This brisk romantic mystery, set in post-WWI London, begins with a situation worthy of E.M. Forster as Evelyn Gifford and her family receive a visit from a nurse and a young boy who claim to be the wartime lover and child of Evelyn's late brother. Evelyn has little time to ponder the implications: a lawyer in training, she is pressed into service when her firm takes the case of a war veteran accused of murdering his wife and burying her body in the woods (along with all incriminating evidence). Evelyn believes in the man's innocence and tries to unearth new evidence that will exonerate him, but complicating her investigation are Nicholas Thorne, a handsome but engaged attorney whom Evelyn falls for, and the nurse, Meredith, who, having moved in with the Gifford family, begins to force Evelyn out of her settled existence. Despite these distractions, Evelyn doggedly follows a trail of clues leading back to a wartime coverup. In this determinedly old-fashioned novel of tangled mystery and morality, Evelyn makes for a smart and resolutely modest heroine. (Feb.) Copyright 2009 Reed Business Information.
Lovers of period novels will find this a real page-turner.
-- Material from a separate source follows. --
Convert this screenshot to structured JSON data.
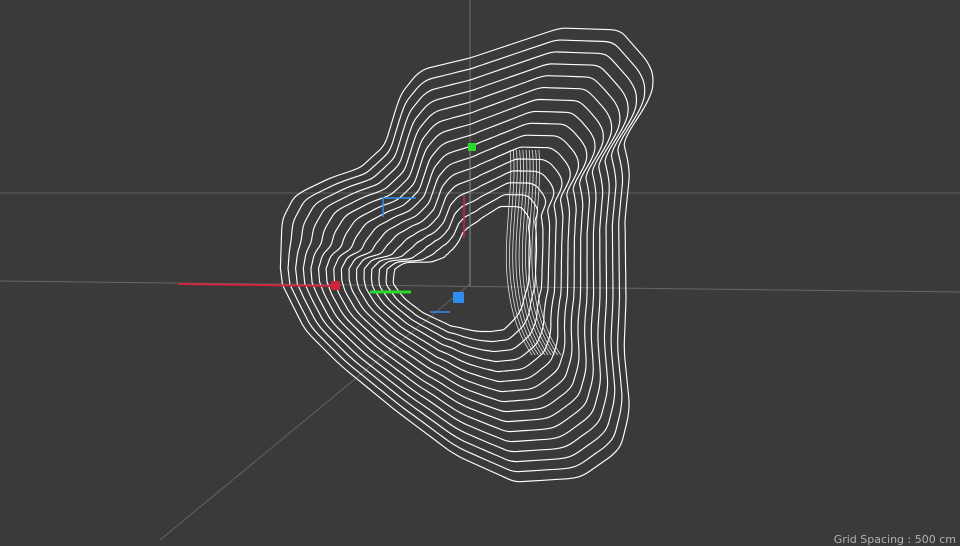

In a word: arresting. - Herald Sun [The Rose of Sebastopol] is intelligent, thematically complex and skilfully written. - The Big Issue Distinguished by her straightforward, believable prose and impressively even-handed characterisation. - Courier Mail Lovers of period novels will cherish this. - The Daily Telegraph Characters are well drawn, the storyline is maintained effortlessly despite its many flash-backs, the writing is confident, the research has been well handled and the conclusion is really satisfying. - Ballarat Courier